The photos we leave behind may be the only way for future generations to see the styles and personalities we bear. That’s why the professional makeup artists and photographers at Glamour Shots strive to capture the true essence of a person with their shoots. Whether commemorating a milestone event or a successful trip to the grocery store, each session begins with the shop’s signature full airbrush and style makeover, which works to prevent unwanted shine while imparting a chic aesthetic. Makeup artists tailor looks to the purpose of the shoot, imparting children with a red-cheeked glow and boudoir subjects with a dark, seductive color palette.
Photographers encourage everyone to bring a few outfits and props from home, allowing them to give each photo shoot an individualized touch without snapping close-ups of their subjects’ fingerprints. Clients get to see the photos immediately so they can approve the looks and order their favorite shots in the form of pictures, phone cases, or calendars. The staff then prints out the chosen items using a range of color finishes—including colorization to make one color pop and the company's signature Glamour Touch retouching—onto made-to-last Kodak paper.
When cast members from The Real Housewives of New Jersey stopped at Marra's Restaurant for a bite, the owner asked neighboring photographer Mike Kortoci to take a picture. The ladies loved his work so much that, after a tour of his studio, they asked Mike to film an on-camera segment for the show. Snapping shots of celebs isn't uncommon for Mike—according to Ridgewood News, his famous clientele has included the Baldwin brothers and America's Next Top Model –winner CariDee English.
For the most part, however, Mike lends his artistic eye and more than 20 years of experience to creating customized portraits for his everyday clients, including kids and families. He snaps primarily black-and-white images during on-location shoots and inside his 2,000-square-foot studio. Afterward, he retouches clients' favorite shots, removing red eye or blinking specters, and preserves them on canvas or watercolor-paper prints.
Portrait studio specializing in babies, children, teens and Senior pictures as well as entire families. Passionate about capturing the "spirit" of your family without cheesy, uncomfortable poses and half smiles. Sessions at your home or favorite NJ location or at my Bergen County location.
Steven Burchard is used to entertaining an audience—he spent 13 years commanding the stage as a magician. So when he established Magical Memories Entertainment, he already boasted a solid understanding of what keeps crowds captivated. That’s why he and his team provide all the trappings for a memorable bash: DJs and bands; clowns, fortunetellers, and caricaturists; photographers and photo booths; and even arcade and carnival games.
Though Jerry and Caroline Rizzo aren’t the original owners of David Eric Photography, they felt strongly about keeping the studio’s name when they took over in February 1992. But the David Eric name isn’t the only element that was saved during the transition. The Rizzos and their team of photographers proudly uphold the studio's traditions of excellent customer service, which includes giving ample attention to every client—from wedding couples and boudoir models to newborns—before, during, and after each shoot. And it is with this patience and attentiveness that the studio has gone on to earn high praise from The Knot and Wedding Wire.

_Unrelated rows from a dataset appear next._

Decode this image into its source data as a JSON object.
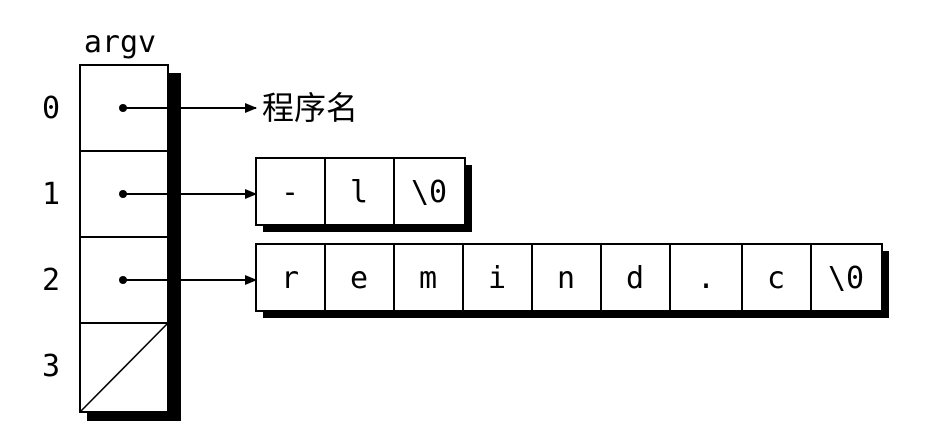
{
  "diagram": {
    "array_name": "argv",
    "indices": [
      "0",
      "1",
      "2",
      "3"
    ],
    "entries": [
      {
        "index": "0",
        "kind": "text",
        "target_text": "程序名"
      },
      {
        "index": "1",
        "kind": "chars",
        "chars": [
          "-",
          "l",
          "\\0"
        ]
      },
      {
        "index": "2",
        "kind": "chars",
        "chars": [
          "r",
          "e",
          "m",
          "i",
          "n",
          "d",
          ".",
          "c",
          "\\0"
        ]
      },
      {
        "index": "3",
        "kind": "null"
      }
    ]
  }
}
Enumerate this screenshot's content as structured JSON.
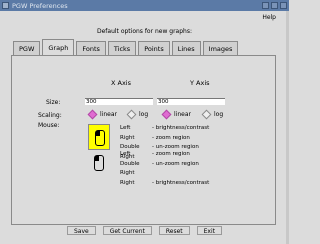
{
  "window": {
    "title": "PGW Preferences"
  },
  "menu": {
    "help_label": "Help"
  },
  "header": {
    "text": "Default options for new graphs:"
  },
  "tabs": [
    {
      "label": "PGW",
      "active": false
    },
    {
      "label": "Graph",
      "active": true
    },
    {
      "label": "Fonts",
      "active": false
    },
    {
      "label": "Ticks",
      "active": false
    },
    {
      "label": "Points",
      "active": false
    },
    {
      "label": "Lines",
      "active": false
    },
    {
      "label": "Images",
      "active": false
    }
  ],
  "graph": {
    "x_axis_header": "X Axis",
    "y_axis_header": "Y Axis",
    "size_label": "Size:",
    "x_size_value": "300",
    "y_size_value": "300",
    "scaling_label": "Scaling:",
    "x_scaling": {
      "linear_label": "linear",
      "log_label": "log",
      "selected": "linear"
    },
    "y_scaling": {
      "linear_label": "linear",
      "log_label": "log",
      "selected": "linear"
    },
    "mouse_label": "Mouse:",
    "mouse_mode1": [
      {
        "button": "Left",
        "action": "brightness/contrast"
      },
      {
        "button": "Right",
        "action": "zoom region"
      },
      {
        "button": "Double Right",
        "action": "un-zoom region"
      }
    ],
    "mouse_mode2": [
      {
        "button": "Left",
        "action": "zoom region"
      },
      {
        "button": "Double Right",
        "action": "un-zoom region"
      },
      {
        "button": "Right",
        "action": "brightness/contrast"
      }
    ]
  },
  "buttons": {
    "save": "Save",
    "get_current": "Get Current",
    "reset": "Reset",
    "exit": "Exit"
  },
  "colors": {
    "titlebar": "#5b7aa6",
    "radio_selected": "#e06bd2",
    "mouse_mode_highlight": "#ffff00"
  }
}
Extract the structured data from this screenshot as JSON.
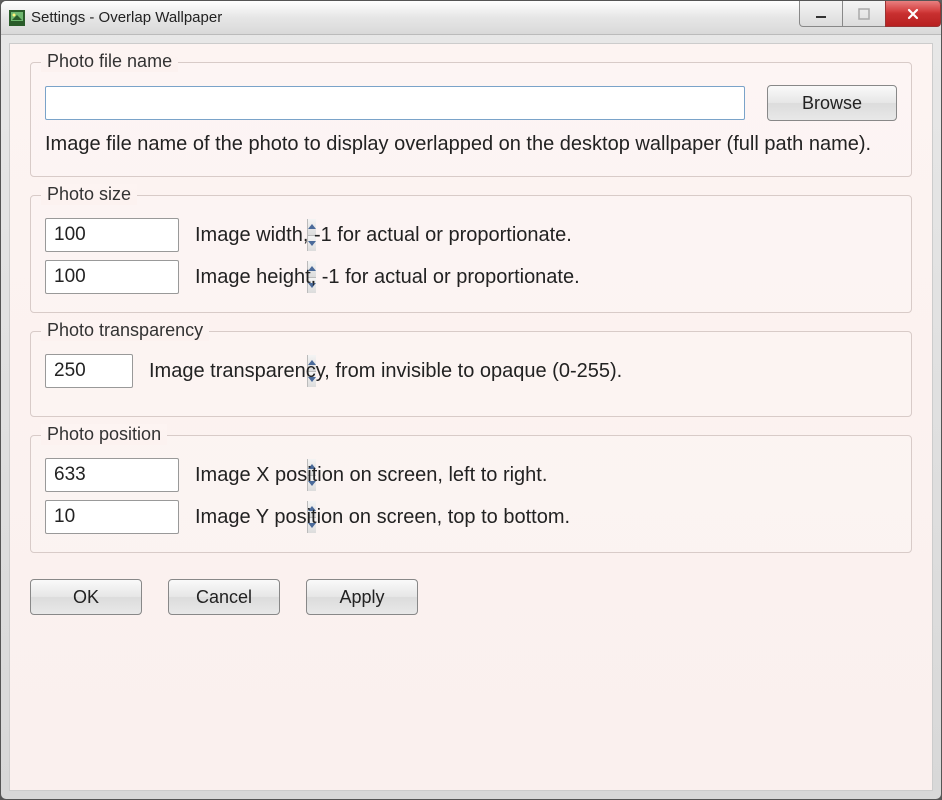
{
  "window": {
    "title": "Settings - Overlap Wallpaper"
  },
  "filename_group": {
    "legend": "Photo file name",
    "value": "",
    "browse_label": "Browse",
    "hint": "Image file name of the photo to display overlapped on the desktop wallpaper (full path name)."
  },
  "size_group": {
    "legend": "Photo size",
    "width_value": "100",
    "width_hint": "Image width, -1 for actual or proportionate.",
    "height_value": "100",
    "height_hint": "Image height, -1 for actual or proportionate."
  },
  "transparency_group": {
    "legend": "Photo transparency",
    "value": "250",
    "hint": "Image transparency, from invisible to opaque (0-255)."
  },
  "position_group": {
    "legend": "Photo position",
    "x_value": "633",
    "x_hint": "Image X position on screen, left to right.",
    "y_value": "10",
    "y_hint": "Image Y position on screen, top to bottom."
  },
  "buttons": {
    "ok": "OK",
    "cancel": "Cancel",
    "apply": "Apply"
  }
}
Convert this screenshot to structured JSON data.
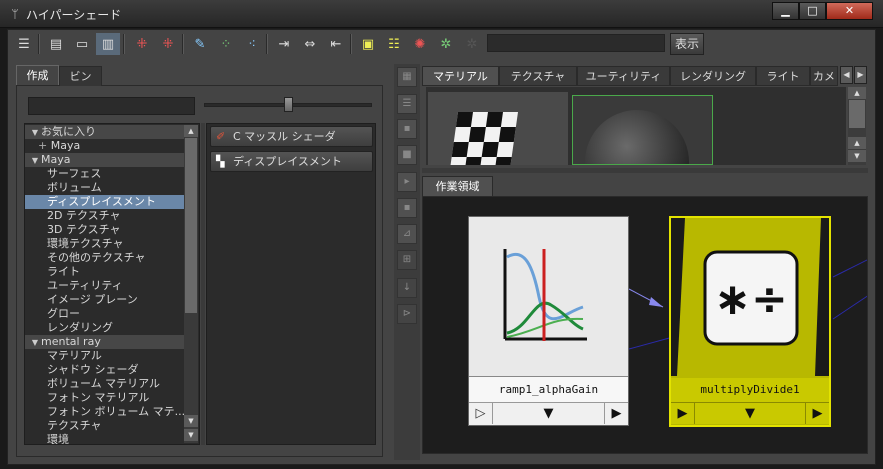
{
  "window": {
    "title": "ハイパーシェード",
    "min_label": "▁",
    "max_label": "□",
    "close_label": "✕"
  },
  "toolbar": {
    "show_label": "表示"
  },
  "left_panel": {
    "tabs": [
      {
        "label": "作成"
      },
      {
        "label": "ビン"
      }
    ],
    "tree": [
      {
        "label": "お気に入り",
        "type": "header"
      },
      {
        "label": "Maya",
        "type": "subitem"
      },
      {
        "label": "Maya",
        "type": "header"
      },
      {
        "label": "サーフェス",
        "type": "item"
      },
      {
        "label": "ボリューム",
        "type": "item"
      },
      {
        "label": "ディスプレイスメント",
        "type": "selected"
      },
      {
        "label": "2D テクスチャ",
        "type": "item"
      },
      {
        "label": "3D テクスチャ",
        "type": "item"
      },
      {
        "label": "環境テクスチャ",
        "type": "item"
      },
      {
        "label": "その他のテクスチャ",
        "type": "item"
      },
      {
        "label": "ライト",
        "type": "item"
      },
      {
        "label": "ユーティリティ",
        "type": "item"
      },
      {
        "label": "イメージ プレーン",
        "type": "item"
      },
      {
        "label": "グロー",
        "type": "item"
      },
      {
        "label": "レンダリング",
        "type": "item"
      },
      {
        "label": "mental ray",
        "type": "header"
      },
      {
        "label": "マテリアル",
        "type": "item"
      },
      {
        "label": "シャドウ シェーダ",
        "type": "item"
      },
      {
        "label": "ボリューム マテリアル",
        "type": "item"
      },
      {
        "label": "フォトン マテリアル",
        "type": "item"
      },
      {
        "label": "フォトン ボリューム マテ...",
        "type": "item"
      },
      {
        "label": "テクスチャ",
        "type": "item"
      },
      {
        "label": "環境",
        "type": "item"
      }
    ],
    "nodes": [
      {
        "label": "C マッスル シェーダ"
      },
      {
        "label": "ディスプレイスメント"
      }
    ]
  },
  "right_panel": {
    "tabs": [
      {
        "label": "マテリアル"
      },
      {
        "label": "テクスチャ"
      },
      {
        "label": "ユーティリティ"
      },
      {
        "label": "レンダリング"
      },
      {
        "label": "ライト"
      },
      {
        "label": "カメ"
      }
    ],
    "work_tab": "作業領域",
    "nodes": [
      {
        "name": "ramp1_alphaGain"
      },
      {
        "name": "multiplyDivide1",
        "symbol": "∗÷"
      }
    ]
  },
  "colors": {
    "selection": "#6a87a8",
    "node_yellow": "#b8b800",
    "node_border": "#e3e300",
    "swatch_border": "#4aa84a",
    "connection": "#2a2aa8"
  }
}
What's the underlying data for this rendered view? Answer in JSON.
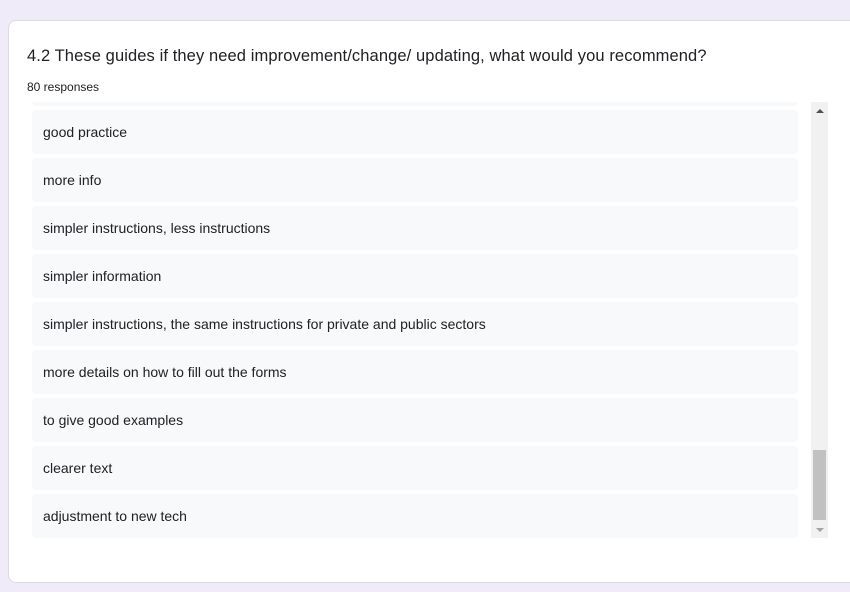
{
  "question": {
    "title": "4.2 These guides if they need improvement/change/ updating, what would you recommend?",
    "response_count": "80 responses"
  },
  "responses": [
    "good practice",
    "more info",
    "simpler instructions, less instructions",
    "simpler information",
    "simpler instructions, the same instructions for private and public sectors",
    "more details on how to fill out the forms",
    "to give good examples",
    "clearer text",
    "adjustment to new tech"
  ],
  "icons": {
    "scroll_up": "triangle-up-icon",
    "scroll_down": "triangle-down-icon"
  },
  "colors": {
    "page_background": "#f0ebf8",
    "card_background": "#ffffff",
    "response_background": "#f8f9fa",
    "text": "#202124",
    "scroll_thumb": "#c1c1c1"
  }
}
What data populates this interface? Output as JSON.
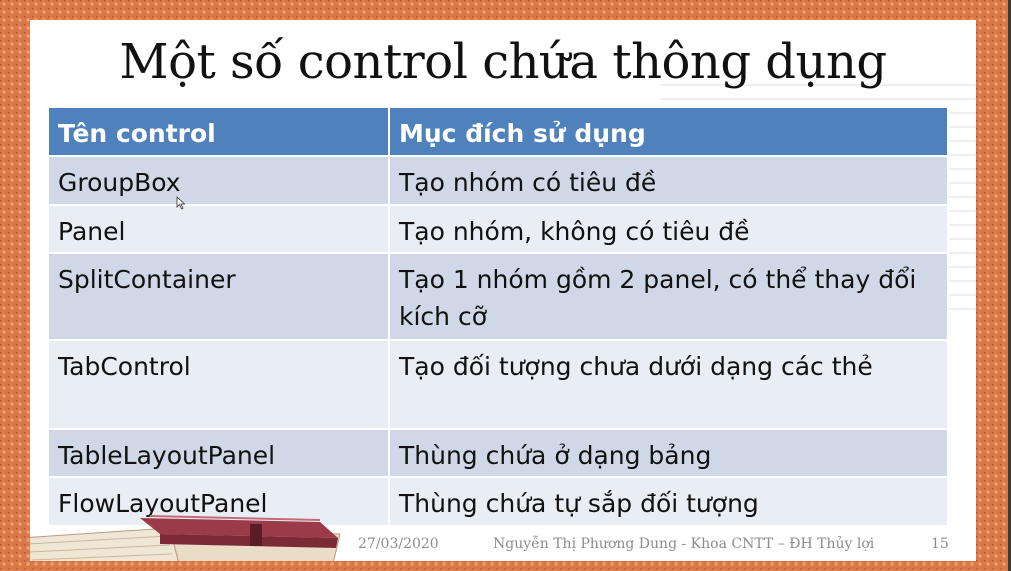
{
  "slide": {
    "title": "Một số control chứa thông dụng",
    "table": {
      "headers": [
        "Tên control",
        "Mục đích sử dụng"
      ],
      "rows": [
        {
          "name": "GroupBox",
          "purpose": "Tạo nhóm có tiêu đề"
        },
        {
          "name": "Panel",
          "purpose": "Tạo nhóm, không có tiêu đề"
        },
        {
          "name": "SplitContainer",
          "purpose": "Tạo 1 nhóm gồm 2 panel, có thể thay đổi kích cỡ"
        },
        {
          "name": "TabControl",
          "purpose": "Tạo đối tượng chưa dưới dạng các thẻ"
        },
        {
          "name": "TableLayoutPanel",
          "purpose": "Thùng chứa ở dạng bảng"
        },
        {
          "name": "FlowLayoutPanel",
          "purpose": "Thùng chứa tự sắp đối tượng"
        }
      ]
    },
    "footer": {
      "date": "27/03/2020",
      "author": "Nguyễn Thị Phương Dung - Khoa CNTT – ĐH Thủy lợi",
      "page": "15"
    }
  },
  "colors": {
    "header_bg": "#4f81bd",
    "row_odd_bg": "#d0d8e8",
    "row_even_bg": "#e9edf4",
    "frame": "#d9794a"
  },
  "icons": [
    "book-illustration",
    "mouse-cursor-icon"
  ]
}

Beyond its work staging traditional photo shoots and portraiture, Garden State Photo Studio's team of event photojournalists is dispatched to special occasions to tell their stories. As celebrations such as weddings, sweet sixteens, and bar mitzvahs unfold, photogs follow the belles of the ball, snapping or videotaping a chronology of candid moments with their professional-grade digital cameras and lighting equipment.
Garden State’s traveling photo booths fuel party-time fun and memory-making. After attendants set up the stationary photographer, party-goers pile in as the booth snaps pictures of the revelry. Instant images are printed onto strips and posted online so that guests can relive the memories later or ask the photo booth accusingly why it took so many pictures of Karen.